-- EXTRACTED ENTRIES --
--*--

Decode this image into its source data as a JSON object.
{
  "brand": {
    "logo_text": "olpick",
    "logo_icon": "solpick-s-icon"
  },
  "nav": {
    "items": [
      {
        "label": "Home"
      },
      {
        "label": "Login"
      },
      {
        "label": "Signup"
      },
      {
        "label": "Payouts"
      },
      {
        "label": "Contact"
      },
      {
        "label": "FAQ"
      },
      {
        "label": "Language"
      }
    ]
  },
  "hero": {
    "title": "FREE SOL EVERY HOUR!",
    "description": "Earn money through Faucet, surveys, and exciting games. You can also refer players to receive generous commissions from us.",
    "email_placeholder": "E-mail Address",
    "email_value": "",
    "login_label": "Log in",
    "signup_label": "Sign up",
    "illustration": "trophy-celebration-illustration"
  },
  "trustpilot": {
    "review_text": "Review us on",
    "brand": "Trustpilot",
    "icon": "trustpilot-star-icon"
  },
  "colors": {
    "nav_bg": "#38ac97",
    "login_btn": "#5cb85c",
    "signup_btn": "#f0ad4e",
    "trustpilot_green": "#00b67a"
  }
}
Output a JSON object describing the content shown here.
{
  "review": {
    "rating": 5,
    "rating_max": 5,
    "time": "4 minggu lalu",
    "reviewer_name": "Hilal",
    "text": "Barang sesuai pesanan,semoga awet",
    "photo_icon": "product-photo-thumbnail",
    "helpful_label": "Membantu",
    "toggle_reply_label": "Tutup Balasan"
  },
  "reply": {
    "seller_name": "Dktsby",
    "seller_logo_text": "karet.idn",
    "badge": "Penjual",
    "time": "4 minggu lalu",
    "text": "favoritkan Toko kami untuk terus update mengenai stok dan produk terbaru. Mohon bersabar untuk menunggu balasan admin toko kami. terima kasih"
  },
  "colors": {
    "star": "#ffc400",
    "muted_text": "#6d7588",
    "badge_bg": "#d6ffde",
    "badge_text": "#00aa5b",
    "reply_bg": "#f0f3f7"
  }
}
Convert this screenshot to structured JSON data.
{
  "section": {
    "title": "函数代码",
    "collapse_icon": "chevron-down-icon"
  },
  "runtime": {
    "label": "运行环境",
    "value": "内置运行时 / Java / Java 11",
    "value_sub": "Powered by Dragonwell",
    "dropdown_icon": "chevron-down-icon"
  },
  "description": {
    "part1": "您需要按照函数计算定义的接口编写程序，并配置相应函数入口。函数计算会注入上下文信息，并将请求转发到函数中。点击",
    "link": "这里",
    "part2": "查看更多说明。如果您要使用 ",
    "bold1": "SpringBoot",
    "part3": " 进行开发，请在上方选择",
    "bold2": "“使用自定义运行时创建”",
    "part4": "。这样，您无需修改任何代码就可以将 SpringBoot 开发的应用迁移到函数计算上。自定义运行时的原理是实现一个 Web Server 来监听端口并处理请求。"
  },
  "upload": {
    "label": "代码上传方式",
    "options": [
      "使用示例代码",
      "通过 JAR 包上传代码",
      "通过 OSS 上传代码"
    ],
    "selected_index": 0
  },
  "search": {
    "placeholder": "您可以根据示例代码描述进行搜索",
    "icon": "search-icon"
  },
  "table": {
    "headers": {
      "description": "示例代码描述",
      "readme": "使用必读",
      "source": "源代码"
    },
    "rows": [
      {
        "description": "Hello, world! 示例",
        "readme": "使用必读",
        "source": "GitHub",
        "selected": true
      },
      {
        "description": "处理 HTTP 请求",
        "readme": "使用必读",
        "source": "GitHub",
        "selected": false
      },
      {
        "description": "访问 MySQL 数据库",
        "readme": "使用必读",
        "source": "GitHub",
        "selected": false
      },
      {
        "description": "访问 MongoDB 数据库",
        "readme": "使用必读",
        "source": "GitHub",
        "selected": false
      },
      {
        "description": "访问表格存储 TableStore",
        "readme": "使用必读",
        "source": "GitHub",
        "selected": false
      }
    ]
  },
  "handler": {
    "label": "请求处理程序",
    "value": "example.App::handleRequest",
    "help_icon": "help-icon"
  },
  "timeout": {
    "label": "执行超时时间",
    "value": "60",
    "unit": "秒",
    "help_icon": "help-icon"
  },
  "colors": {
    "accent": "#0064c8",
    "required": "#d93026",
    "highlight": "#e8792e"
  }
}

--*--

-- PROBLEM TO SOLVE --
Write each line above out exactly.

-- RESULT --
Decode this image into its source data as a JSON object.
{
  "brand": {
    "logo_text": "olpick",
    "logo_icon": "solpick-s-icon"
  },
  "nav": {
    "items": [
      {
        "label": "Home"
      },
      {
        "label": "Login"
      },
      {
        "label": "Signup"
      },
      {
        "label": "Payouts"
      },
      {
        "label": "Contact"
      },
      {
        "label": "FAQ"
      },
      {
        "label": "Language"
      }
    ]
  },
  "hero": {
    "title": "FREE SOL EVERY HOUR!",
    "description": "Earn money through Faucet, surveys, and exciting games. You can also refer players to receive generous commissions from us.",
    "email_placeholder": "E-mail Address",
    "email_value": "",
    "login_label": "Log in",
    "signup_label": "Sign up",
    "illustration": "trophy-celebration-illustration"
  },
  "trustpilot": {
    "review_text": "Review us on",
    "brand": "Trustpilot",
    "icon": "trustpilot-star-icon"
  },
  "colors": {
    "nav_bg": "#38ac97",
    "login_btn": "#5cb85c",
    "signup_btn": "#f0ad4e",
    "trustpilot_green": "#00b67a"
  }
}
Output a JSON object describing the content shown here.
{
  "review": {
    "rating": 5,
    "rating_max": 5,
    "time": "4 minggu lalu",
    "reviewer_name": "Hilal",
    "text": "Barang sesuai pesanan,semoga awet",
    "photo_icon": "product-photo-thumbnail",
    "helpful_label": "Membantu",
    "toggle_reply_label": "Tutup Balasan"
  },
  "reply": {
    "seller_name": "Dktsby",
    "seller_logo_text": "karet.idn",
    "badge": "Penjual",
    "time": "4 minggu lalu",
    "text": "favoritkan Toko kami untuk terus update mengenai stok dan produk terbaru. Mohon bersabar untuk menunggu balasan admin toko kami. terima kasih"
  },
  "colors": {
    "star": "#ffc400",
    "muted_text": "#6d7588",
    "badge_bg": "#d6ffde",
    "badge_text": "#00aa5b",
    "reply_bg": "#f0f3f7"
  }
}
Convert this screenshot to structured JSON data.
{
  "section": {
    "title": "函数代码",
    "collapse_icon": "chevron-down-icon"
  },
  "runtime": {
    "label": "运行环境",
    "value": "内置运行时 / Java / Java 11",
    "value_sub": "Powered by Dragonwell",
    "dropdown_icon": "chevron-down-icon"
  },
  "description": {
    "part1": "您需要按照函数计算定义的接口编写程序，并配置相应函数入口。函数计算会注入上下文信息，并将请求转发到函数中。点击",
    "link": "这里",
    "part2": "查看更多说明。如果您要使用 ",
    "bold1": "SpringBoot",
    "part3": " 进行开发，请在上方选择",
    "bold2": "“使用自定义运行时创建”",
    "part4": "。这样，您无需修改任何代码就可以将 SpringBoot 开发的应用迁移到函数计算上。自定义运行时的原理是实现一个 Web Server 来监听端口并处理请求。"
  },
  "upload": {
    "label": "代码上传方式",
    "options": [
      "使用示例代码",
      "通过 JAR 包上传代码",
      "通过 OSS 上传代码"
    ],
    "selected_index": 0
  },
  "search": {
    "placeholder": "您可以根据示例代码描述进行搜索",
    "icon": "search-icon"
  },
  "table": {
    "headers": {
      "description": "示例代码描述",
      "readme": "使用必读",
      "source": "源代码"
    },
    "rows": [
      {
        "description": "Hello, world! 示例",
        "readme": "使用必读",
        "source": "GitHub",
        "selected": true
      },
      {
        "description": "处理 HTTP 请求",
        "readme": "使用必读",
        "source": "GitHub",
        "selected": false
      },
      {
        "description": "访问 MySQL 数据库",
        "readme": "使用必读",
        "source": "GitHub",
        "selected": false
      },
      {
        "description": "访问 MongoDB 数据库",
        "readme": "使用必读",
        "source": "GitHub",
        "selected": false
      },
      {
        "description": "访问表格存储 TableStore",
        "readme": "使用必读",
        "source": "GitHub",
        "selected": false
      }
    ]
  },
  "handler": {
    "label": "请求处理程序",
    "value": "example.App::handleRequest",
    "help_icon": "help-icon"
  },
  "timeout": {
    "label": "执行超时时间",
    "value": "60",
    "unit": "秒",
    "help_icon": "help-icon"
  },
  "colors": {
    "accent": "#0064c8",
    "required": "#d93026",
    "highlight": "#e8792e"
  }
}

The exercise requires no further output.